http://ozarkspub.vo.llnwd.net/o37/KSMU/audio/mp3/wwiivetera_3183.mp3

Listen to profiles of World War II veterans Burl Grose and Ed Barber. Both men fought in the Pacific theatre.

During World War II, Burl Grose was a Corporal in the First Engineer Battalion, First Marine Division. He grew up in Cabool and wanted to enlist in the Marine Corps right out of high school but...

When Burl Grose was drafted, the Marines were glad to have him. He left his job with the Frisco Transportation Company and went to boot camp in San Diego.

It was in boot camp that Burl Grose met Jack. They would go through motor transport school and several battles together and become life-long friends.

The first time that Burl Grose and his buddy Jack went into combat was at Cape Gloucester, New Britain. It was the first in a series of bloody battles they and their fellow Marines would face on islands in the Pacific.

Grose recalls the tenacity of the Japanese fighters and their willingness to die for their empire.

He had a chance to talk to a Japanese prisoner at Cape Gloucester.

At another battle, on the island of Peleliu, Burl Grose and the First Division Marines made an amphibious invasion but at great cost. There were many casualties. Burl Grose was almost one of them.

Burl Grose had a will to live and his family knew it.

Though the First Marine Division saw plenty of action during World War II, there was certainly some time for amusement.

Like the time Burl Grose and some of his fellow Marines built a stage so Bob Hope and others could perform on the island of Pavuvu.

Then there was the time at New Britain when Burl Grose befriended a native chief.

Burl Grose came down with malaria and diphtheria. He eventually recovered and came back to the U.S., to his wife, Louise and a son who was born while Burl Grose was at war. They eventually had 2 more children, both daughters. He now lives in Springfield and has 2 grandchildren.
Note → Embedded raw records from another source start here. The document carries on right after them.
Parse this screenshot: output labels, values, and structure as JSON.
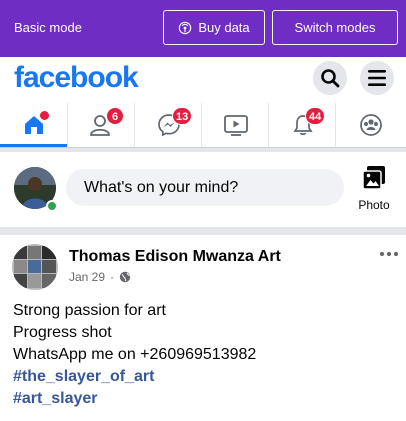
{
  "topbar": {
    "mode_label": "Basic mode",
    "buy_data_label": "Buy data",
    "switch_modes_label": "Switch modes",
    "background": "#6f2dc3"
  },
  "header": {
    "logo": "facebook",
    "brand_color": "#1877f2"
  },
  "nav": {
    "tabs": [
      {
        "name": "home",
        "icon": "home-icon",
        "active": true
      },
      {
        "name": "friends",
        "icon": "friends-icon",
        "badge": "6"
      },
      {
        "name": "messenger",
        "icon": "messenger-icon",
        "badge": "13"
      },
      {
        "name": "watch",
        "icon": "video-icon"
      },
      {
        "name": "notifications",
        "icon": "bell-icon",
        "badge": "44"
      },
      {
        "name": "groups",
        "icon": "groups-icon"
      }
    ]
  },
  "composer": {
    "placeholder": "What's on your mind?",
    "photo_label": "Photo"
  },
  "post": {
    "author": "Thomas Edison Mwanza Art",
    "date": "Jan 29",
    "separator": "·",
    "privacy_icon": "globe-icon",
    "lines": [
      "Strong passion for art",
      "Progress shot",
      "WhatsApp me on +260969513982"
    ],
    "hashtags": [
      "#the_slayer_of_art",
      "#art_slayer"
    ],
    "hashtag_color": "#385898"
  }
}
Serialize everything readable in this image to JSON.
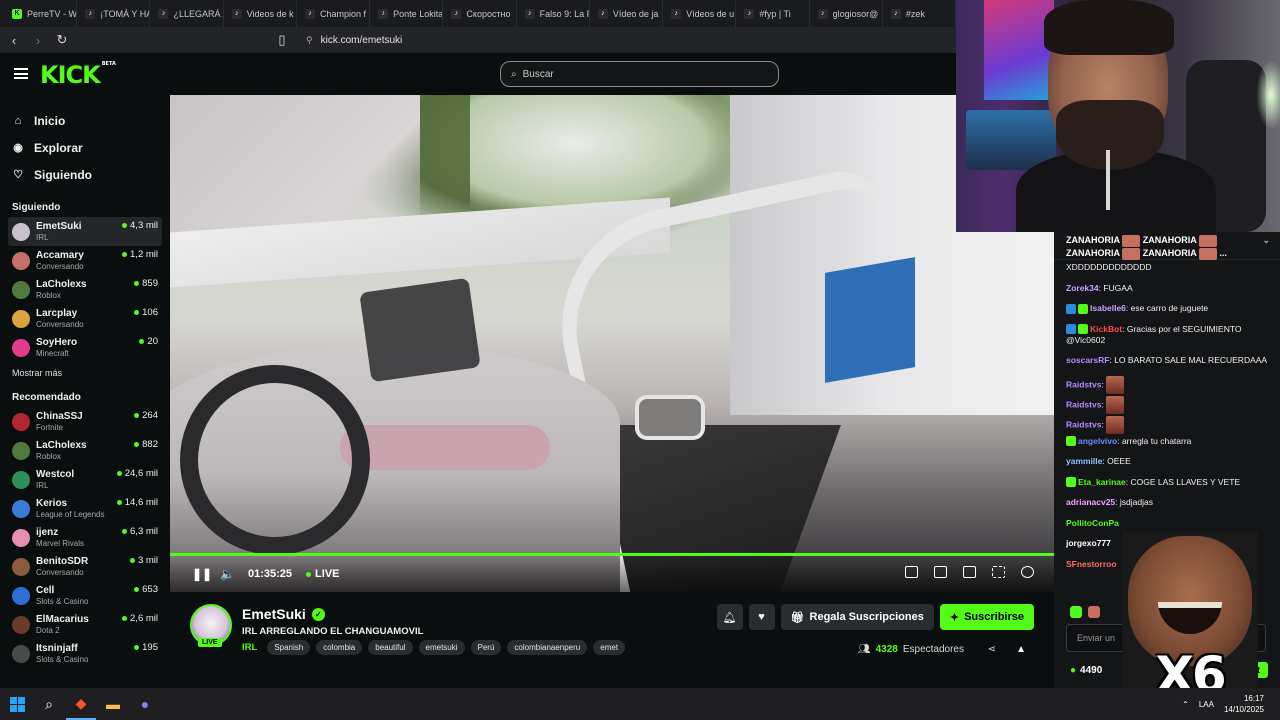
{
  "browser": {
    "tabs": [
      {
        "label": "PerreTV - W",
        "icon": "kick-icon"
      },
      {
        "label": "¡TOMÁ Y HA",
        "icon": "tiktok-icon"
      },
      {
        "label": "¿LLEGARÁ A",
        "icon": "tiktok-icon"
      },
      {
        "label": "Videos de k",
        "icon": "tiktok-icon"
      },
      {
        "label": "Champion f",
        "icon": "tiktok-icon"
      },
      {
        "label": "Ponte Lokita",
        "icon": "tiktok-icon"
      },
      {
        "label": "Скоростно",
        "icon": "tiktok-icon"
      },
      {
        "label": "Falso 9: La F",
        "icon": "tiktok-icon"
      },
      {
        "label": "Vídeo de ja",
        "icon": "tiktok-icon"
      },
      {
        "label": "Vídeos de u",
        "icon": "tiktok-icon"
      },
      {
        "label": "#fyp | Ti",
        "icon": "tiktok-icon"
      },
      {
        "label": "glogiosor@",
        "icon": "tiktok-icon"
      },
      {
        "label": "#zek",
        "icon": "tiktok-icon"
      }
    ],
    "url": "kick.com/emetsuki"
  },
  "header": {
    "logo": "KICK",
    "logo_badge": "BETA",
    "search_placeholder": "Buscar"
  },
  "sidebar": {
    "nav": [
      {
        "label": "Inicio",
        "icon": "home-icon"
      },
      {
        "label": "Explorar",
        "icon": "compass-icon"
      },
      {
        "label": "Siguiendo",
        "icon": "heart-icon"
      }
    ],
    "following_title": "Siguiendo",
    "following": [
      {
        "name": "EmetSuki",
        "category": "IRL",
        "viewers": "4,3 mil",
        "color": "#c9c0cc",
        "active": true
      },
      {
        "name": "Accamary",
        "category": "Conversando",
        "viewers": "1,2 mil",
        "color": "#c46f6a"
      },
      {
        "name": "LaCholexs",
        "category": "Roblox",
        "viewers": "859",
        "color": "#4f7a3d"
      },
      {
        "name": "Larcplay",
        "category": "Conversando",
        "viewers": "106",
        "color": "#d9a441"
      },
      {
        "name": "SoyHero",
        "category": "Minecraft",
        "viewers": "20",
        "color": "#e03c8a"
      }
    ],
    "show_more": "Mostrar más",
    "recommended_title": "Recomendado",
    "recommended": [
      {
        "name": "ChinaSSJ",
        "category": "Fortnite",
        "viewers": "264",
        "color": "#b3262f"
      },
      {
        "name": "LaCholexs",
        "category": "Roblox",
        "viewers": "882",
        "color": "#4f7a3d"
      },
      {
        "name": "Westcol",
        "category": "IRL",
        "viewers": "24,6 mil",
        "color": "#2f8f5a"
      },
      {
        "name": "Kerios",
        "category": "League of Legends",
        "viewers": "14,6 mil",
        "color": "#3a7bd5"
      },
      {
        "name": "ijenz",
        "category": "Marvel Rivals",
        "viewers": "6,3 mil",
        "color": "#e58fb2"
      },
      {
        "name": "BenitoSDR",
        "category": "Conversando",
        "viewers": "3 mil",
        "color": "#8a5a3c"
      },
      {
        "name": "Cell",
        "category": "Slots & Casino",
        "viewers": "653",
        "color": "#2d6fd6"
      },
      {
        "name": "ElMacarius",
        "category": "Dota 2",
        "viewers": "2,6 mil",
        "color": "#6a3b2a"
      },
      {
        "name": "Itsninjaff",
        "category": "Slots & Casino",
        "viewers": "195",
        "color": "#4a4a4a"
      }
    ]
  },
  "player": {
    "time": "01:35:25",
    "live": "LIVE",
    "progress": 1.0
  },
  "stream": {
    "streamer": "EmetSuki",
    "live_badge": "LIVE",
    "title": "IRL ARREGLANDO EL CHANGUAMOVIL",
    "category": "IRL",
    "tags": [
      "Spanish",
      "colombia",
      "beautiful",
      "emetsuki",
      "Perú",
      "colombianaenperu",
      "emet"
    ],
    "gift_label": "Regala Suscripciones",
    "subscribe_label": "Suscribirse",
    "viewers": "4328",
    "viewers_label": "Espectadores"
  },
  "chat": {
    "pinned_line1": "ZANAHORIA",
    "pinned_line1b": "ZANAHORIA",
    "pinned_line2": "ZANAHORIA",
    "pinned_line2b": "ZANAHORIA",
    "pinned_more": "...",
    "messages": [
      {
        "user": "",
        "text": "XDDDDDDDDDDDDD",
        "color": "#ffffff"
      },
      {
        "user": "Zorek34",
        "text": "FUGAA",
        "color": "#c9a3ff"
      },
      {
        "user": "Isabelle6",
        "text": "ese carro de juguete",
        "color": "#c9a3ff",
        "badges": [
          "#2a8ce0",
          "#53fc18"
        ]
      },
      {
        "user": "KickBot",
        "text": "Gracias por el SEGUIMIENTO @Vic0602",
        "color": "#ff4a4a",
        "badges": [
          "#2a8ce0",
          "#53fc18"
        ]
      },
      {
        "user": "soscarsRF",
        "text": "LO BARATO SALE MAL RECUERDAAA",
        "color": "#b98aff"
      },
      {
        "user": "Raidstvs",
        "text": "",
        "color": "#b98aff",
        "emote": true
      },
      {
        "user": "Raidstvs",
        "text": "",
        "color": "#b98aff",
        "emote": true
      },
      {
        "user": "Raidstvs",
        "text": "",
        "color": "#b98aff",
        "emote": true
      },
      {
        "user": "angelvivo",
        "text": "arregla tu chatarra",
        "color": "#6b8cff",
        "badges": [
          "#53fc18"
        ]
      },
      {
        "user": "yammille",
        "text": "OEEE",
        "color": "#8fc3ff"
      },
      {
        "user": "Eta_karinae",
        "text": "COGE LAS LLAVES Y VETE",
        "color": "#53fc18",
        "badges": [
          "#53fc18"
        ]
      },
      {
        "user": "adrianacv25",
        "text": "jsdjadjas",
        "color": "#f0a6ff"
      },
      {
        "user": "PollitoConPa",
        "text": "",
        "color": "#53fc18"
      },
      {
        "user": "jorgexo777",
        "text": "",
        "color": "#ffffff"
      },
      {
        "user": "SFnestorroo",
        "text": "",
        "color": "#ff6a6a"
      }
    ],
    "input_placeholder": "Enviar un",
    "points": "4490",
    "send_label": "Chat"
  },
  "overlay": {
    "text": "X6"
  },
  "taskbar": {
    "lang": "LAA",
    "time": "16:17",
    "date": "14/10/2025"
  }
}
He and Louise have been married 66 years. Since his military service, he's lived by a simple philosophy.

Join us this afternoon for a profile of World War II veteran Ed Barber.